The past year has brought a deadly virus, racial injustice, and the largest political divide in the nation’s history. From the life-changing events of the coronavirus pandemic to the murders of innocent Black people to the Black Lives Matter protests to the most important Presidential Election in United States history, 2020 was a jolt to the heart. Full of turmoil, tears, and uncertainty.
The world events indicated that a spark was needed. Society needed a light that could set the tone and connect all of humanity.
Music brings people together. Music is a staple in many individuals’ and cultures’ lives. It is a force to be reckoned with and an entity to expand on in moments of hurt and love.
The world required a voice to stand above all. Ask and the world shall receive.
SAULT returned onto the music scene in the nick of time. With a double album release in 2020, SAULT rose and took a stand. The unknown duo most likely consisting of two British artists, producer Inflo and R&B singer Cleo Sol released an invigorating set of music that invoked feelings of displacement, injustice, hate, pain, sorrow, and so much more.
With many collaborations, SAULT incites two records that bring out the terror that is forced on Black people across the globe. These records are moments for the Black community and culture to take a stand and to let their voice be heard. Stories are told and feelings are released.
The listener becomes engaged with the music in a way never before felt.
Untitled (Black Is), the first of two albums, was fittingly released on Juneteenth and approximately 25 days after the murder of George Floyd.
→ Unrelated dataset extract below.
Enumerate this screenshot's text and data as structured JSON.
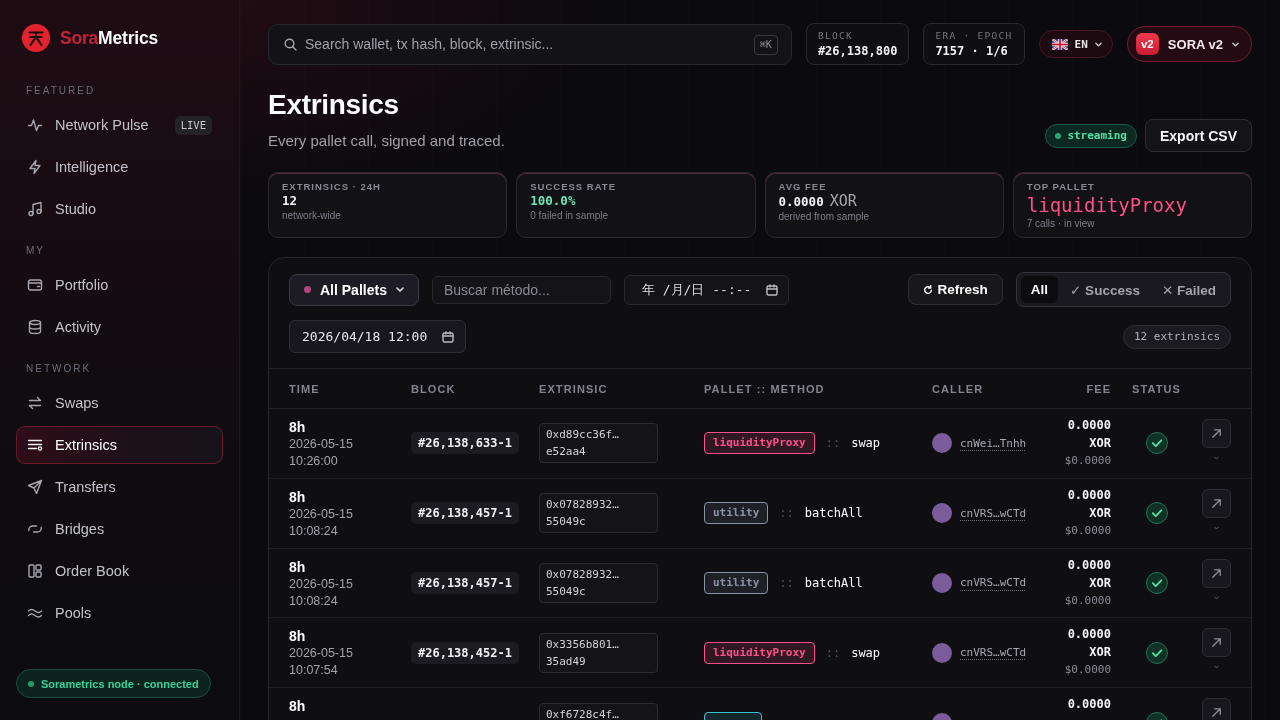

Timing for this record happened to be impeccable and rightfully so. From spoken-word interludes to deliberation in each repetitive phrase, (Black Is) is a masterful insight into definitive messaging of the Black community.
The United States is a prime example of a system that fuels itself on a racial divide. Without any substantial evidence as to why such a divide should occur, the U.S. has delivered a dilemma. Or, rather, an epidemic of its own. Aside from the deadly COVID-19, the epidemic of racism has proven to be the most potent of all.
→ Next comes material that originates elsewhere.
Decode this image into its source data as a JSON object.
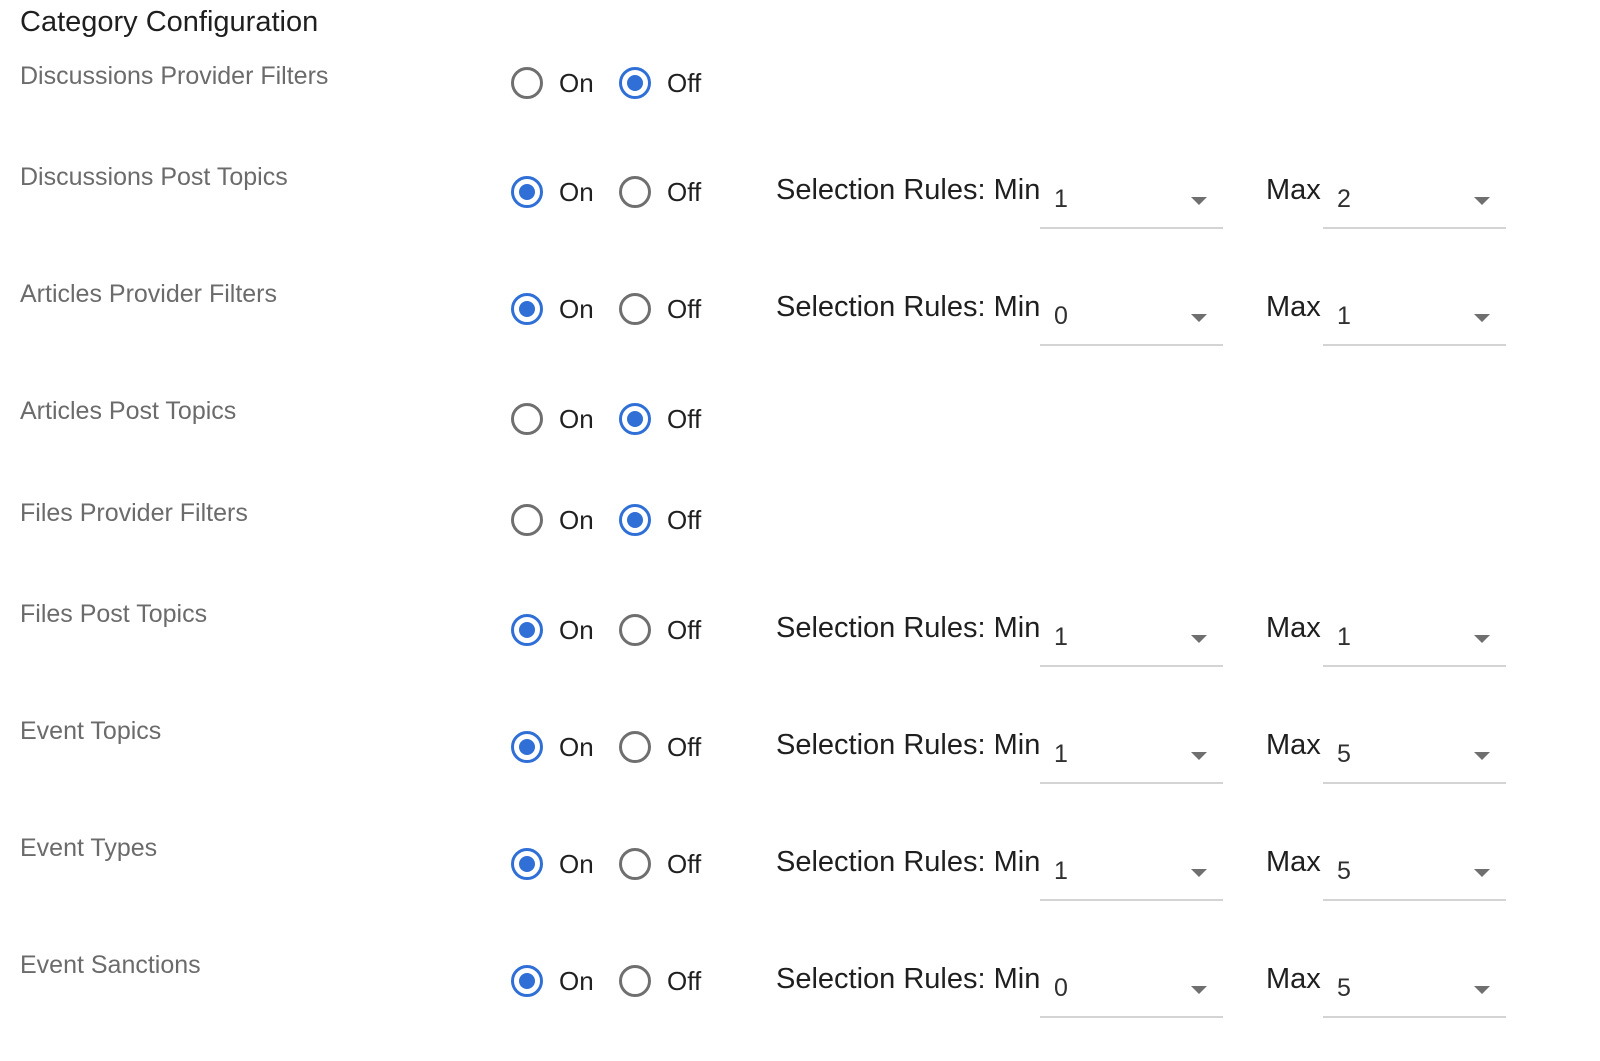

SAULT’s ability to deliver such emotional material in uplifting, insightful, and educative ways shows their musical genius. The musicality of tracks such as “Why We Cry Why We Die” features soulful weeps indicating the title itself and the horror that leads to whimpers and wails throughout the Black community. “Hard Life” presents a spiritual, synthy side to the equation backed by the angelic “Eternal Life,” which sends one straight into the beams of Heaven. “Sorry Ain’t Enough” speaks for itself, yet the lyrics say everything. “Can you forgive your people? / They’re just hurting inside / If you look in the mirror / You will see it’s just pride.” The group confronts the challenges that arise during movements and further describes the turmoil that has become a daily tradition for the lives of the Black community.
Released thirteen weeks after (Black Is), Untitled (Rise) delivers protest music at its finest. It invokes a standard of unity. A hope for unity. For understanding, recognition, equality, and more. (Rise) is the closer for this dual series on racial injustice, but the beginning for the change that must come.
SAULT collaborates with Michael Kiwanuka and Laurette Josiah on (Black Is) yet moves internally on (Rise) for an album that is built on hope. The lead track “Strong” depicts exactly what the title conveys. As the title track, “Rise” indicates a motion forward. To gather and rise up. The upbeat, freedom inspired “Free” allows for the listener to feel just that. Free. And to tell the story of a community that simply wants to be free. Free of all troubles, injustices, and insecurities. SAULT provides moments of terror on the melancholic chorded “Scary Times” then summons heart-wrenching instrumental track “The Black & Gold.”
These tunes are only snippets into the incredible work that SAULT has created and given to the world. This is only the beginning.